In the Ascension hymn we will sing at the Offertory, Charles Wesley writes: "Lord, though parted from our sight, far above yon azure height, grant our hearts may thither rise, seeking thee beyond the skies. There we shall with thee remain, partners of thine endless reign; there thy face unclouded see, find our heaven of heavens in thee." Heaven is not a place: Heaven is a person, Jesus Christ, and eternity is God's life, which he has graciously shared with us, his children, through the death and resurrection of Jesus.

The Gospel begins with an angel announcing the Incarnation, first to Mary and then to Joseph, and a choir of angels announcing the birth of the Messiah to the shepherds. The Gospel ends with an angel announcing the Resurrection to another Mary, and with Jesus, God's own Angel, announcing the coming of the Holy Spirit to the Apostles, and with two angels announcing that Jesus will return.

What, then, does the Ascension mean for us? Jesus, Word of God and Son of the Father, who took our human flesh from the Virgin Mary and became Man, thus uniting heaven to earth, God to Man, at his Ascension took into heaven, took unto himself, our human flesh, this frail, sinful body of ours. A part of us is already at the right hand of the Father, transfigured, glorified and eternal.

The Ascension fills us all with joyful hope, because it is, of all the Church's feasts, the feast of hope, joy and fulfilment, the feast that celebrates both a mission accomplished and a mission just beginning. When all seemed lost, Jesus rose from the dead and just when it looked as though he was leaving us for good, he tells us that he will be with us always, that he will never leave us. He promises us the gift of his own Spirit and he assures us that he will come again in glory and that all will be well, that our heaven of heavens will be truly in him.

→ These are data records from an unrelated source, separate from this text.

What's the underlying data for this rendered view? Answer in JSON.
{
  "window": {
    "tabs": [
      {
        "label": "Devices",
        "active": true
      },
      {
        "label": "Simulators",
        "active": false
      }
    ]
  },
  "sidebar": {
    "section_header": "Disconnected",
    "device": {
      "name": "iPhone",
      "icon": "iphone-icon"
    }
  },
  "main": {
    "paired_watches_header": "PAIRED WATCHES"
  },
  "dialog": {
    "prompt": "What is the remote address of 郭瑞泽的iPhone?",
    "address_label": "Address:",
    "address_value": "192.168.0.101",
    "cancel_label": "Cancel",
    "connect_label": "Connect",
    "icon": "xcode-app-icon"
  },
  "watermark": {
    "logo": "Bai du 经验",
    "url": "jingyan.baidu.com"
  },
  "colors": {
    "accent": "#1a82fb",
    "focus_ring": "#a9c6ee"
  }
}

To Jesus Christ, our risen and ascended Lord, be all glory, praise and worship in time as in eternity. Amen.